His bubble of genteel poverty bursts the day a strange man enters the shop hoping for a repair. Described as 'a murderous savage Ethiope' by his loyal, if somewhat dramatic, assistant Creff, he's brought a small chest with a device the likes of which Dower has never seen and certainly cannot repair. Nevertheless, the Brown Leather Man isn't willing to take no for an answer, and leaves the device, along with prepayment, behind.

After a break-in by perhaps the strangest pair of confidence men ever to grace Victorian England's streets, Mr. Dower's life simply derails. From The Church of Saint Monkfish, to a violinist with an ego problem, to a nobleman's delusional plan to destroy the Earth, it's a wonder that poor George doesn't simply give up and go mad. It would certainly be the easier course of action, especially after the Ladies Union for the Suppression of Carnal Vice starts chasing after him.

KW Jeter may be best known for coining the term 'Steampunk' as a tongue-in-cheek reference to an earlier work in the late 1980s, but his stories deserve more credit than this. Constant action, curious characters and a splendid streak of dark humor makes Infernal Devices a modern steampunk classic.

Highs: So many scientific ideas, viewed through the quasi-scientific lens of the Victorian age, come together beautifully at the end

Lows: The Angry Robot ebook edition is full of spelling and formatting errors, so a paper copy would be the way to go here

Verdict: One of the earliest modern works of steampunk fiction, with a story that holds up well, this is a quick read that fans of the genre should definitely check out

Further Reading: Fiendish Schemes, 'Tanglefoot', Chasing the Moon

Tuesday, September 3, 2013

Undead army VS mysterious ninja

Magic, martial arts and an undead army all come together in Jon F. Merz's The Undead Hordes of Kan-Gul.

All Ran really wants is to travel to the west, to the kingdom of Valrus. After rescuing Princess Cassandra, Ran had to report back to his clan, but now that he's out on a wandering quest, he fully intends to wander his way west.

His choice of boat is rather unfortunate, however, and he quickly finds himself shipwrecked on an island rumored to be the home of an evil sorcerer. Ran isn't the type to believe fantastical rumors of armies of dead soldiers risen once more, but there's something odd about this island. Besides the swarms of mosquitoes, there doesn't seem to be anything else alive on it. No birds, no mice, nothing. And when one of the castaways disappears seemingly without a trace, it becomes apparent that they need to get off this island, however they can.

His fellow castaways are something of a mixed bag. The rich merchant that Ran first encounters at the pub seems like he'll be completely useless in a situation where money doesn't help. The ship's captain seems pragmatic enough, but that shark bite to the leg is going to slow him down a bit. The beautiful sorceress-to-be and her bodyguard are surprisingly able, and the old warrior whose background is as fuzzy as Ran's is a strong ally.
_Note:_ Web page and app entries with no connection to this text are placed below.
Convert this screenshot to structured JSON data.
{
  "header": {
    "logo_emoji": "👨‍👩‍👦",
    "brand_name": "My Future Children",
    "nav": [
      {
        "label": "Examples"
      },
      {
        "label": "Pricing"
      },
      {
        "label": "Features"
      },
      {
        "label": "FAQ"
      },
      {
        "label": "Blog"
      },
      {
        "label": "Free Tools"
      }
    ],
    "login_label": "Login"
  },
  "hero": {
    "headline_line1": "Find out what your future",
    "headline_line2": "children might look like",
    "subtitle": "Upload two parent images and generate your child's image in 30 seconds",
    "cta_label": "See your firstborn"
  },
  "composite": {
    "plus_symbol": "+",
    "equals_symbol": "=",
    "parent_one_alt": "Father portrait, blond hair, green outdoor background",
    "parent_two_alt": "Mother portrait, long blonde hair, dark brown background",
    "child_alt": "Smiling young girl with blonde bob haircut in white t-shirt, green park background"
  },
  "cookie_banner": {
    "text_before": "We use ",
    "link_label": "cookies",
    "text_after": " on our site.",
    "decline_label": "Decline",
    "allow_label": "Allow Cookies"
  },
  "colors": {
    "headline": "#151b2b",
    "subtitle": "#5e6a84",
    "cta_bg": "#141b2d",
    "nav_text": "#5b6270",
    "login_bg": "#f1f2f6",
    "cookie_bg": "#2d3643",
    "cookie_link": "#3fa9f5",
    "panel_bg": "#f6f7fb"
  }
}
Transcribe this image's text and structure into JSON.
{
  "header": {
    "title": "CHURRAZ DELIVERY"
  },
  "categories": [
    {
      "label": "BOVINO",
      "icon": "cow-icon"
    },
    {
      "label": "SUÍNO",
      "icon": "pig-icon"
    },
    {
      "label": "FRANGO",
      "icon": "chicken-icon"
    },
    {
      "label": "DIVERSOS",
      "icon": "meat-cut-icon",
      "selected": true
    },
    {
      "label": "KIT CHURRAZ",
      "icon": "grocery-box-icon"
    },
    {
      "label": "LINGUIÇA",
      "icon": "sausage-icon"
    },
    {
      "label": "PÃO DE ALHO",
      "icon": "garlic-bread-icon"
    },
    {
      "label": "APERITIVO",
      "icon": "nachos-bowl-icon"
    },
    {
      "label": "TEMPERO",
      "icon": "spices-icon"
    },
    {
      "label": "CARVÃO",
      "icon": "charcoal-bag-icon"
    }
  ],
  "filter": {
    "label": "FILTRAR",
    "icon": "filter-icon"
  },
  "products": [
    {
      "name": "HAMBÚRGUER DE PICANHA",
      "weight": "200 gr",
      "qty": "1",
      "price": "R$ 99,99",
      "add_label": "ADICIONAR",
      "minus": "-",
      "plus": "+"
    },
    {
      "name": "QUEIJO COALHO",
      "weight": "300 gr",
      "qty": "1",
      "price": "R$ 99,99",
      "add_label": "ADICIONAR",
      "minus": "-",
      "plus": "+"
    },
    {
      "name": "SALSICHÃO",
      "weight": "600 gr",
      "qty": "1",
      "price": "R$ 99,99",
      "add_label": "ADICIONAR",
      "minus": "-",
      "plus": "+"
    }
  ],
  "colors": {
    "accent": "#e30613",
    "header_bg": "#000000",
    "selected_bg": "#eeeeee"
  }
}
As they cross the island, one thing is made perfectly clear: the rumors of Kan-Gul are absolutely true.

Merz creates an alternate Asia for this novel, and gives the reader glimpses into what seems to be a very fully developed world. The characters gain depth and personalities during the course of the novel, and the reader ends up rooting for the good guys simply because they're likable. It's a classic, clean-cut good-guys-versus-bad-guys tale that leaves the reader wishing the next book was already out.

Highs: Watching Jysal develop from a young damsel in distress to a very powerful, if uncontrolled sorceress in her own right, is fun to watch

Lows: I caught a few of the 'twists' pretty early on, but that might be because I've been reading a lot of 'twist-y' books lately

Verdict: A very fun, traditional adventure novel, with dark magic, ninjas and zombies tossed in for fun

Further Reading: Under a Graveyard Sky, The Legend of Eli Monpress, Moribito